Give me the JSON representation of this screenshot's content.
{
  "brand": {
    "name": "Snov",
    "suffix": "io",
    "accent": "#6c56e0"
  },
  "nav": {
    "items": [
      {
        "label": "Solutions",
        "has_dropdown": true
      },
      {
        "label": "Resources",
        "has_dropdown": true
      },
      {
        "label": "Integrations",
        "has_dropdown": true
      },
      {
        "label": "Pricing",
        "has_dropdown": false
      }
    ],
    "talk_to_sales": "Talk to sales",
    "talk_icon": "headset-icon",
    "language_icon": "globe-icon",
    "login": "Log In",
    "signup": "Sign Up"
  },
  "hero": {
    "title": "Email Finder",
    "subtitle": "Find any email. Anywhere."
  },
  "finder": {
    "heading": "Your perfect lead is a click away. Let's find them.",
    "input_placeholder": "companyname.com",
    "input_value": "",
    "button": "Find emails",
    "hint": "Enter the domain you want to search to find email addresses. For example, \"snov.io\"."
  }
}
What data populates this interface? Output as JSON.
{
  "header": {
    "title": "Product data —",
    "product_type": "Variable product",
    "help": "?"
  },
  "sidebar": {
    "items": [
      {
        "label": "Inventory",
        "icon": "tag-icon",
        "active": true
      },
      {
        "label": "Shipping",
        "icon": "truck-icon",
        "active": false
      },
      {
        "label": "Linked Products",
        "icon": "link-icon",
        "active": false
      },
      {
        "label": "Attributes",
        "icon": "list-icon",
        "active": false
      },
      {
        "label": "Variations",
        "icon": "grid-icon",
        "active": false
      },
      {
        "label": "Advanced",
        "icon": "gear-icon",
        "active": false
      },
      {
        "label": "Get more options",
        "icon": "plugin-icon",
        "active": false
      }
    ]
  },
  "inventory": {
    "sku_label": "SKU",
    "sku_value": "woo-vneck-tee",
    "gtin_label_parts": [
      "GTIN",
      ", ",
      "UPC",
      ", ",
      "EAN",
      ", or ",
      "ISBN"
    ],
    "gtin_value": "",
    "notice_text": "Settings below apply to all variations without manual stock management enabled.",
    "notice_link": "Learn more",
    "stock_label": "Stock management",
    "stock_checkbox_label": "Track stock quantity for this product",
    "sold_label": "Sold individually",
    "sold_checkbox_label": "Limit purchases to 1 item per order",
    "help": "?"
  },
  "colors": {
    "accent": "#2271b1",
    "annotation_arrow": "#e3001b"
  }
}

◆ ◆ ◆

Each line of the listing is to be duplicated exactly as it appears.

ANSWER SPACE:
Give me the JSON representation of this screenshot's content.
{
  "brand": {
    "name": "Snov",
    "suffix": "io",
    "accent": "#6c56e0"
  },
  "nav": {
    "items": [
      {
        "label": "Solutions",
        "has_dropdown": true
      },
      {
        "label": "Resources",
        "has_dropdown": true
      },
      {
        "label": "Integrations",
        "has_dropdown": true
      },
      {
        "label": "Pricing",
        "has_dropdown": false
      }
    ],
    "talk_to_sales": "Talk to sales",
    "talk_icon": "headset-icon",
    "language_icon": "globe-icon",
    "login": "Log In",
    "signup": "Sign Up"
  },
  "hero": {
    "title": "Email Finder",
    "subtitle": "Find any email. Anywhere."
  },
  "finder": {
    "heading": "Your perfect lead is a click away. Let's find them.",
    "input_placeholder": "companyname.com",
    "input_value": "",
    "button": "Find emails",
    "hint": "Enter the domain you want to search to find email addresses. For example, \"snov.io\"."
  }
}
What data populates this interface? Output as JSON.
{
  "header": {
    "title": "Product data —",
    "product_type": "Variable product",
    "help": "?"
  },
  "sidebar": {
    "items": [
      {
        "label": "Inventory",
        "icon": "tag-icon",
        "active": true
      },
      {
        "label": "Shipping",
        "icon": "truck-icon",
        "active": false
      },
      {
        "label": "Linked Products",
        "icon": "link-icon",
        "active": false
      },
      {
        "label": "Attributes",
        "icon": "list-icon",
        "active": false
      },
      {
        "label": "Variations",
        "icon": "grid-icon",
        "active": false
      },
      {
        "label": "Advanced",
        "icon": "gear-icon",
        "active": false
      },
      {
        "label": "Get more options",
        "icon": "plugin-icon",
        "active": false
      }
    ]
  },
  "inventory": {
    "sku_label": "SKU",
    "sku_value": "woo-vneck-tee",
    "gtin_label_parts": [
      "GTIN",
      ", ",
      "UPC",
      ", ",
      "EAN",
      ", or ",
      "ISBN"
    ],
    "gtin_value": "",
    "notice_text": "Settings below apply to all variations without manual stock management enabled.",
    "notice_link": "Learn more",
    "stock_label": "Stock management",
    "stock_checkbox_label": "Track stock quantity for this product",
    "sold_label": "Sold individually",
    "sold_checkbox_label": "Limit purchases to 1 item per order",
    "help": "?"
  },
  "colors": {
    "accent": "#2271b1",
    "annotation_arrow": "#e3001b"
  }
}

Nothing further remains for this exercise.